Interface dataset entries ->

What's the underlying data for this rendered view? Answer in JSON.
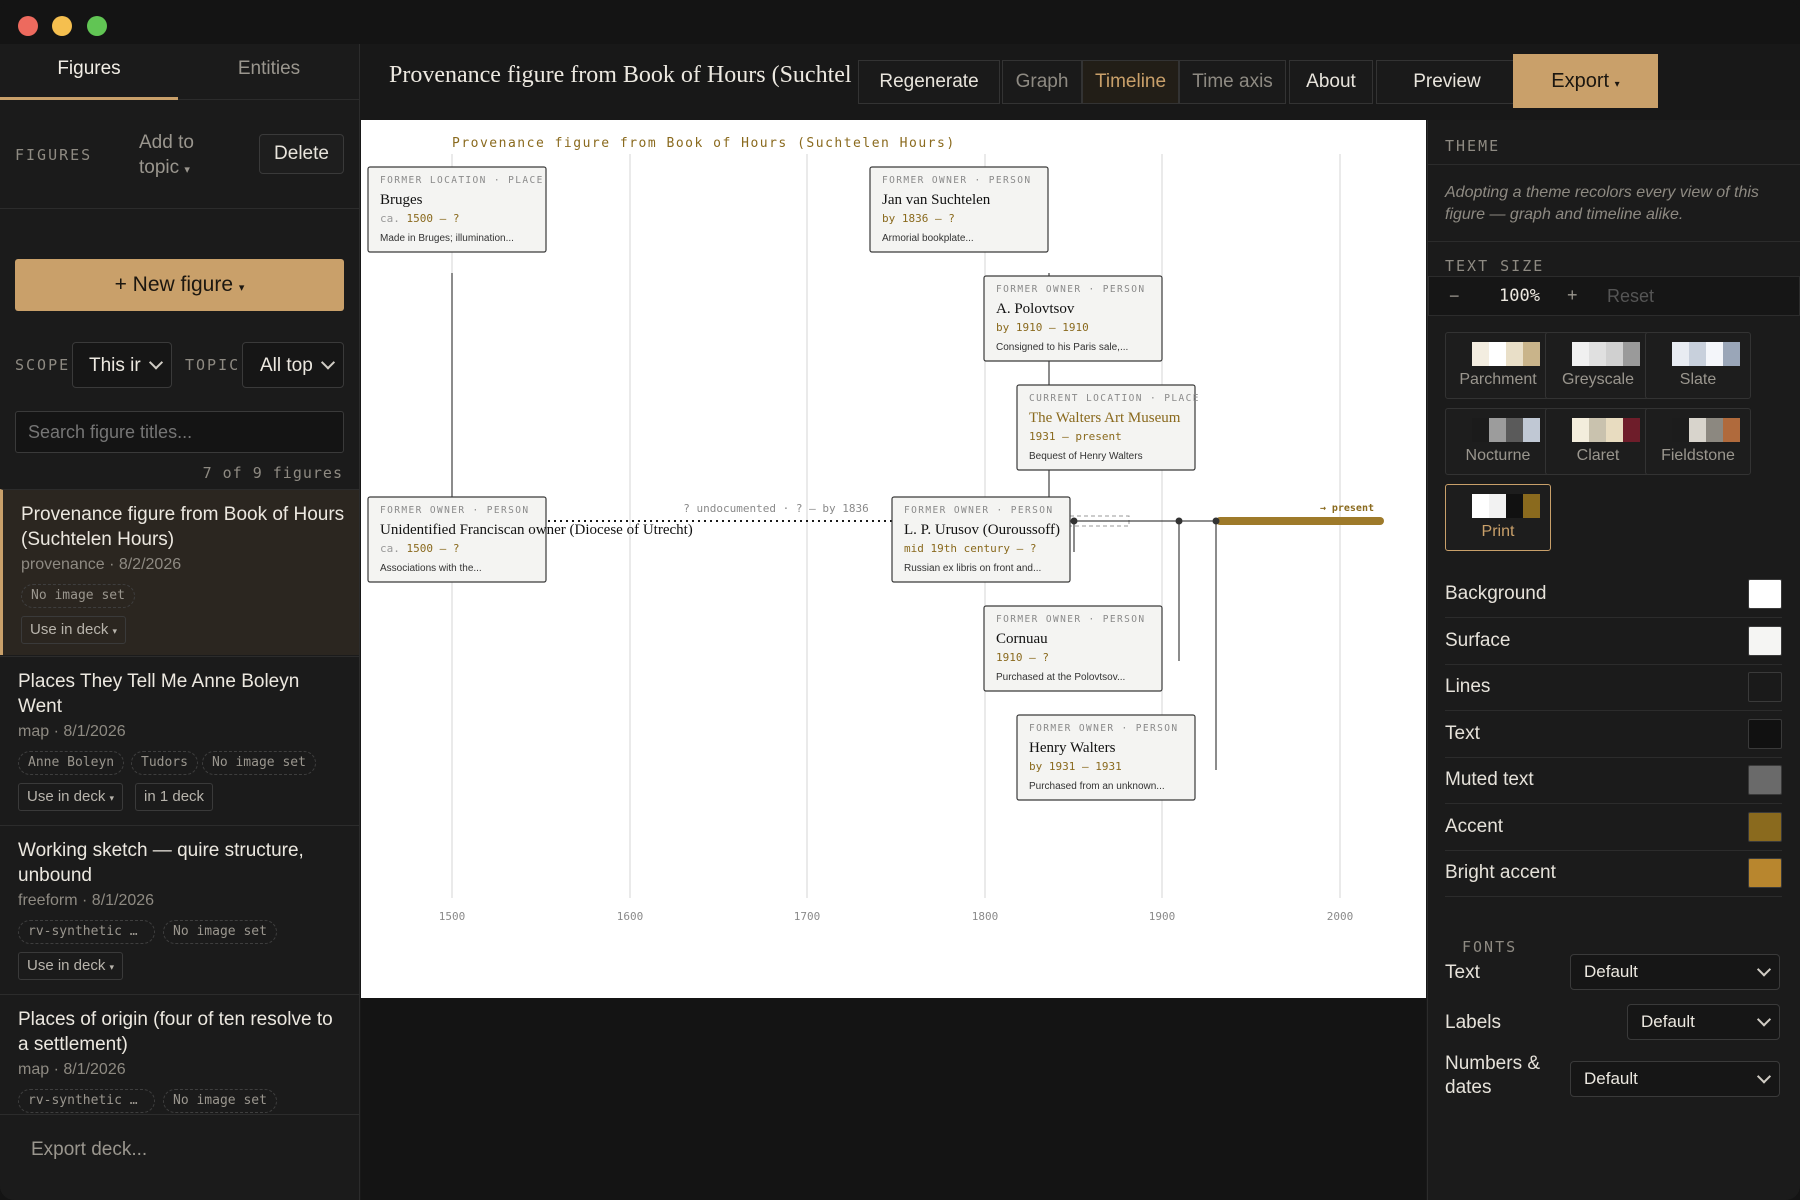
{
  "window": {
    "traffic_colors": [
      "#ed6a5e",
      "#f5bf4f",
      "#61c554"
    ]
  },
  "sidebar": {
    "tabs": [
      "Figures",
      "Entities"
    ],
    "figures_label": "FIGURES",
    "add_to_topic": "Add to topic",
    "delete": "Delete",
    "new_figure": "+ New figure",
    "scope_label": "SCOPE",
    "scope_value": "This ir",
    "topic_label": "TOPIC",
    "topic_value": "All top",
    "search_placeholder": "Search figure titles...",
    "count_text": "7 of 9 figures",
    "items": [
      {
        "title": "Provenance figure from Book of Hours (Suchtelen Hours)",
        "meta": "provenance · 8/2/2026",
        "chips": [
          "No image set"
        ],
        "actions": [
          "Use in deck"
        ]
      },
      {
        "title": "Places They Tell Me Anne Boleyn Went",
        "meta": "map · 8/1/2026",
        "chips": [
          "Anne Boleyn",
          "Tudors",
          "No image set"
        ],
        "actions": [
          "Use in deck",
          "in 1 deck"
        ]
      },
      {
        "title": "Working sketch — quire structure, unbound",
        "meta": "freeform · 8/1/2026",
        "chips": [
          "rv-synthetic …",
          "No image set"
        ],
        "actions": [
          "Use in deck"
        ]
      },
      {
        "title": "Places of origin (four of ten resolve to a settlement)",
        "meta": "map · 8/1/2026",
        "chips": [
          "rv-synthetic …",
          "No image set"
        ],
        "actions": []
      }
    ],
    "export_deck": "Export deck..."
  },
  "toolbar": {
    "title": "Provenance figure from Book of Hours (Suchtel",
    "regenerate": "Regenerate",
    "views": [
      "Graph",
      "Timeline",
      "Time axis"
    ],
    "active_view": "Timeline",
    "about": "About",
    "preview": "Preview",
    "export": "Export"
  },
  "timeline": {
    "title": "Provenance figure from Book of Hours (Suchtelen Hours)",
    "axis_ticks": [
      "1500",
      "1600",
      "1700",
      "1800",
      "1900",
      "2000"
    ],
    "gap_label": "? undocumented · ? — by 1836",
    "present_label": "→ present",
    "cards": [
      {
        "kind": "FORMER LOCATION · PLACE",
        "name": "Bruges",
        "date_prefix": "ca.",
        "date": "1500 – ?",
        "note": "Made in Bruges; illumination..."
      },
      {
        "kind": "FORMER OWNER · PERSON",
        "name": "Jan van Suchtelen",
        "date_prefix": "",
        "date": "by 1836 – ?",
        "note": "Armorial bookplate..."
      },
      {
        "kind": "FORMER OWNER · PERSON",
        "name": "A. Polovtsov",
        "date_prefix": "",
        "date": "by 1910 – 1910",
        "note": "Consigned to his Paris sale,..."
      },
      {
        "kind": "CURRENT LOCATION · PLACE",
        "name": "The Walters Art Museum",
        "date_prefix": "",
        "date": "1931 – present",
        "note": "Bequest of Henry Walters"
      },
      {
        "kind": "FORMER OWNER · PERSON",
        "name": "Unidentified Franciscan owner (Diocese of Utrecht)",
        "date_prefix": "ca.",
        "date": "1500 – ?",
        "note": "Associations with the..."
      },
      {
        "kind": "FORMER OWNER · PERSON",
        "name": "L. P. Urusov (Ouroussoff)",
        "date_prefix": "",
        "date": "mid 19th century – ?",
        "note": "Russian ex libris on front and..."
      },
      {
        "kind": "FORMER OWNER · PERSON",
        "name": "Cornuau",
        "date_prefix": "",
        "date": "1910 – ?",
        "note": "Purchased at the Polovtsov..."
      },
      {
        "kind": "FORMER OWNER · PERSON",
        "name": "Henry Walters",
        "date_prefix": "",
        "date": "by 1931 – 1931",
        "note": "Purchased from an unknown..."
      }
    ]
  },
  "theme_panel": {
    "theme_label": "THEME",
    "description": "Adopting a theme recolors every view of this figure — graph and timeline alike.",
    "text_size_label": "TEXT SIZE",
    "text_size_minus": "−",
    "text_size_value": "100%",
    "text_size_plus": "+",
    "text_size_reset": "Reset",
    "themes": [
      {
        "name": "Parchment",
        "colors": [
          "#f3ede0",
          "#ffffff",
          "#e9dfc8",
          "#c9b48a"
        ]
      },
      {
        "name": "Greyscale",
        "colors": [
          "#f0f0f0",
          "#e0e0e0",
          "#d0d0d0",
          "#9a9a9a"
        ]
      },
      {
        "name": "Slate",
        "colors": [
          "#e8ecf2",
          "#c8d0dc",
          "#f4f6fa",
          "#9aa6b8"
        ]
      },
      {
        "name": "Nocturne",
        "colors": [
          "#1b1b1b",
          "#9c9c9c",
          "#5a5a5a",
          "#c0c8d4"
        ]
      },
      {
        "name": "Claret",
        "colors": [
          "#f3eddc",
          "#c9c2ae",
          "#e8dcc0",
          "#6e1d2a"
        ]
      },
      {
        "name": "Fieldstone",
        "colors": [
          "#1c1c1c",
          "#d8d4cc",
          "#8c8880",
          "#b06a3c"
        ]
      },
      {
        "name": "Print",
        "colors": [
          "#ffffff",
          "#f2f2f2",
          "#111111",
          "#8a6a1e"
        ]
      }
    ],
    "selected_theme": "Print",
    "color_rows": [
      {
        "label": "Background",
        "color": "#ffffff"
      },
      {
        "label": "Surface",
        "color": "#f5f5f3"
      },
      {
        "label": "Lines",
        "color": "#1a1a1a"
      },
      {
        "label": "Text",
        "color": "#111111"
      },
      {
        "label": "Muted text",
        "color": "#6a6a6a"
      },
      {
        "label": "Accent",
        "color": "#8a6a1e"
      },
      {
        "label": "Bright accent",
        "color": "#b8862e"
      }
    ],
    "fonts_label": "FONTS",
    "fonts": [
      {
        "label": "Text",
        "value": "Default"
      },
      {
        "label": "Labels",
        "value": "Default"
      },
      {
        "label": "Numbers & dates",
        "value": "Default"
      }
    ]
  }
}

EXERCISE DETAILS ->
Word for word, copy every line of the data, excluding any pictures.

FINISHED TASK ->
What's the underlying data for this rendered view? Answer in JSON.
{
  "window": {
    "traffic_colors": [
      "#ed6a5e",
      "#f5bf4f",
      "#61c554"
    ]
  },
  "sidebar": {
    "tabs": [
      "Figures",
      "Entities"
    ],
    "figures_label": "FIGURES",
    "add_to_topic": "Add to topic",
    "delete": "Delete",
    "new_figure": "+ New figure",
    "scope_label": "SCOPE",
    "scope_value": "This ir",
    "topic_label": "TOPIC",
    "topic_value": "All top",
    "search_placeholder": "Search figure titles...",
    "count_text": "7 of 9 figures",
    "items": [
      {
        "title": "Provenance figure from Book of Hours (Suchtelen Hours)",
        "meta": "provenance · 8/2/2026",
        "chips": [
          "No image set"
        ],
        "actions": [
          "Use in deck"
        ]
      },
      {
        "title": "Places They Tell Me Anne Boleyn Went",
        "meta": "map · 8/1/2026",
        "chips": [
          "Anne Boleyn",
          "Tudors",
          "No image set"
        ],
        "actions": [
          "Use in deck",
          "in 1 deck"
        ]
      },
      {
        "title": "Working sketch — quire structure, unbound",
        "meta": "freeform · 8/1/2026",
        "chips": [
          "rv-synthetic …",
          "No image set"
        ],
        "actions": [
          "Use in deck"
        ]
      },
      {
        "title": "Places of origin (four of ten resolve to a settlement)",
        "meta": "map · 8/1/2026",
        "chips": [
          "rv-synthetic …",
          "No image set"
        ],
        "actions": []
      }
    ],
    "export_deck": "Export deck..."
  },
  "toolbar": {
    "title": "Provenance figure from Book of Hours (Suchtel",
    "regenerate": "Regenerate",
    "views": [
      "Graph",
      "Timeline",
      "Time axis"
    ],
    "active_view": "Timeline",
    "about": "About",
    "preview": "Preview",
    "export": "Export"
  },
  "timeline": {
    "title": "Provenance figure from Book of Hours (Suchtelen Hours)",
    "axis_ticks": [
      "1500",
      "1600",
      "1700",
      "1800",
      "1900",
      "2000"
    ],
    "gap_label": "? undocumented · ? — by 1836",
    "present_label": "→ present",
    "cards": [
      {
        "kind": "FORMER LOCATION · PLACE",
        "name": "Bruges",
        "date_prefix": "ca.",
        "date": "1500 – ?",
        "note": "Made in Bruges; illumination..."
      },
      {
        "kind": "FORMER OWNER · PERSON",
        "name": "Jan van Suchtelen",
        "date_prefix": "",
        "date": "by 1836 – ?",
        "note": "Armorial bookplate..."
      },
      {
        "kind": "FORMER OWNER · PERSON",
        "name": "A. Polovtsov",
        "date_prefix": "",
        "date": "by 1910 – 1910",
        "note": "Consigned to his Paris sale,..."
      },
      {
        "kind": "CURRENT LOCATION · PLACE",
        "name": "The Walters Art Museum",
        "date_prefix": "",
        "date": "1931 – present",
        "note": "Bequest of Henry Walters"
      },
      {
        "kind": "FORMER OWNER · PERSON",
        "name": "Unidentified Franciscan owner (Diocese of Utrecht)",
        "date_prefix": "ca.",
        "date": "1500 – ?",
        "note": "Associations with the..."
      },
      {
        "kind": "FORMER OWNER · PERSON",
        "name": "L. P. Urusov (Ouroussoff)",
        "date_prefix": "",
        "date": "mid 19th century – ?",
        "note": "Russian ex libris on front and..."
      },
      {
        "kind": "FORMER OWNER · PERSON",
        "name": "Cornuau",
        "date_prefix": "",
        "date": "1910 – ?",
        "note": "Purchased at the Polovtsov..."
      },
      {
        "kind": "FORMER OWNER · PERSON",
        "name": "Henry Walters",
        "date_prefix": "",
        "date": "by 1931 – 1931",
        "note": "Purchased from an unknown..."
      }
    ]
  },
  "theme_panel": {
    "theme_label": "THEME",
    "description": "Adopting a theme recolors every view of this figure — graph and timeline alike.",
    "text_size_label": "TEXT SIZE",
    "text_size_minus": "−",
    "text_size_value": "100%",
    "text_size_plus": "+",
    "text_size_reset": "Reset",
    "themes": [
      {
        "name": "Parchment",
        "colors": [
          "#f3ede0",
          "#ffffff",
          "#e9dfc8",
          "#c9b48a"
        ]
      },
      {
        "name": "Greyscale",
        "colors": [
          "#f0f0f0",
          "#e0e0e0",
          "#d0d0d0",
          "#9a9a9a"
        ]
      },
      {
        "name": "Slate",
        "colors": [
          "#e8ecf2",
          "#c8d0dc",
          "#f4f6fa",
          "#9aa6b8"
        ]
      },
      {
        "name": "Nocturne",
        "colors": [
          "#1b1b1b",
          "#9c9c9c",
          "#5a5a5a",
          "#c0c8d4"
        ]
      },
      {
        "name": "Claret",
        "colors": [
          "#f3eddc",
          "#c9c2ae",
          "#e8dcc0",
          "#6e1d2a"
        ]
      },
      {
        "name": "Fieldstone",
        "colors": [
          "#1c1c1c",
          "#d8d4cc",
          "#8c8880",
          "#b06a3c"
        ]
      },
      {
        "name": "Print",
        "colors": [
          "#ffffff",
          "#f2f2f2",
          "#111111",
          "#8a6a1e"
        ]
      }
    ],
    "selected_theme": "Print",
    "color_rows": [
      {
        "label": "Background",
        "color": "#ffffff"
      },
      {
        "label": "Surface",
        "color": "#f5f5f3"
      },
      {
        "label": "Lines",
        "color": "#1a1a1a"
      },
      {
        "label": "Text",
        "color": "#111111"
      },
      {
        "label": "Muted text",
        "color": "#6a6a6a"
      },
      {
        "label": "Accent",
        "color": "#8a6a1e"
      },
      {
        "label": "Bright accent",
        "color": "#b8862e"
      }
    ],
    "fonts_label": "FONTS",
    "fonts": [
      {
        "label": "Text",
        "value": "Default"
      },
      {
        "label": "Labels",
        "value": "Default"
      },
      {
        "label": "Numbers & dates",
        "value": "Default"
      }
    ]
  }
}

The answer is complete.